WORK TASK: Restate each entry word for word. Keep every detail intact.

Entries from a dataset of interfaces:
* * * * * * *

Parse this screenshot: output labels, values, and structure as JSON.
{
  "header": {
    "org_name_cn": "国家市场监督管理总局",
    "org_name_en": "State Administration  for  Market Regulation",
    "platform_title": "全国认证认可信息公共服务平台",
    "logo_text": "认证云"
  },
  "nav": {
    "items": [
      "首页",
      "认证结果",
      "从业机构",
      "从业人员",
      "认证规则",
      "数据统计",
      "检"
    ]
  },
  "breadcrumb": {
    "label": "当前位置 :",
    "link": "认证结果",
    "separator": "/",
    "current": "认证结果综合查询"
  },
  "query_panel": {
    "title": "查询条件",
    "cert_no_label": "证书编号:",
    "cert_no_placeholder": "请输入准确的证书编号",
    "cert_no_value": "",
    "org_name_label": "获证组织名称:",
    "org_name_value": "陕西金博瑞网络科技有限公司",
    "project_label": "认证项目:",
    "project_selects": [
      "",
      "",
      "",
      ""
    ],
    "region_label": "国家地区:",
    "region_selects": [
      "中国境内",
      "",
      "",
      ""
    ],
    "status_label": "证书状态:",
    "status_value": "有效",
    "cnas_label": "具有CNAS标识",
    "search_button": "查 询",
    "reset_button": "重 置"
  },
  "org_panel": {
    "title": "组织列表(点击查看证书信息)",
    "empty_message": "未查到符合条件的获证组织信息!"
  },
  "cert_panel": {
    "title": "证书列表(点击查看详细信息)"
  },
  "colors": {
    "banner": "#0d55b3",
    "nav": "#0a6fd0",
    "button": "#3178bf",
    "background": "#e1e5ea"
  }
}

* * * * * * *

EXERCISE SOLUTION:
Parse this screenshot: output labels, values, and structure as JSON.
{
  "header": {
    "org_name_cn": "国家市场监督管理总局",
    "org_name_en": "State Administration  for  Market Regulation",
    "platform_title": "全国认证认可信息公共服务平台",
    "logo_text": "认证云"
  },
  "nav": {
    "items": [
      "首页",
      "认证结果",
      "从业机构",
      "从业人员",
      "认证规则",
      "数据统计",
      "检"
    ]
  },
  "breadcrumb": {
    "label": "当前位置 :",
    "link": "认证结果",
    "separator": "/",
    "current": "认证结果综合查询"
  },
  "query_panel": {
    "title": "查询条件",
    "cert_no_label": "证书编号:",
    "cert_no_placeholder": "请输入准确的证书编号",
    "cert_no_value": "",
    "org_name_label": "获证组织名称:",
    "org_name_value": "陕西金博瑞网络科技有限公司",
    "project_label": "认证项目:",
    "project_selects": [
      "",
      "",
      "",
      ""
    ],
    "region_label": "国家地区:",
    "region_selects": [
      "中国境内",
      "",
      "",
      ""
    ],
    "status_label": "证书状态:",
    "status_value": "有效",
    "cnas_label": "具有CNAS标识",
    "search_button": "查 询",
    "reset_button": "重 置"
  },
  "org_panel": {
    "title": "组织列表(点击查看证书信息)",
    "empty_message": "未查到符合条件的获证组织信息!"
  },
  "cert_panel": {
    "title": "证书列表(点击查看详细信息)"
  },
  "colors": {
    "banner": "#0d55b3",
    "nav": "#0a6fd0",
    "button": "#3178bf",
    "background": "#e1e5ea"
  }
}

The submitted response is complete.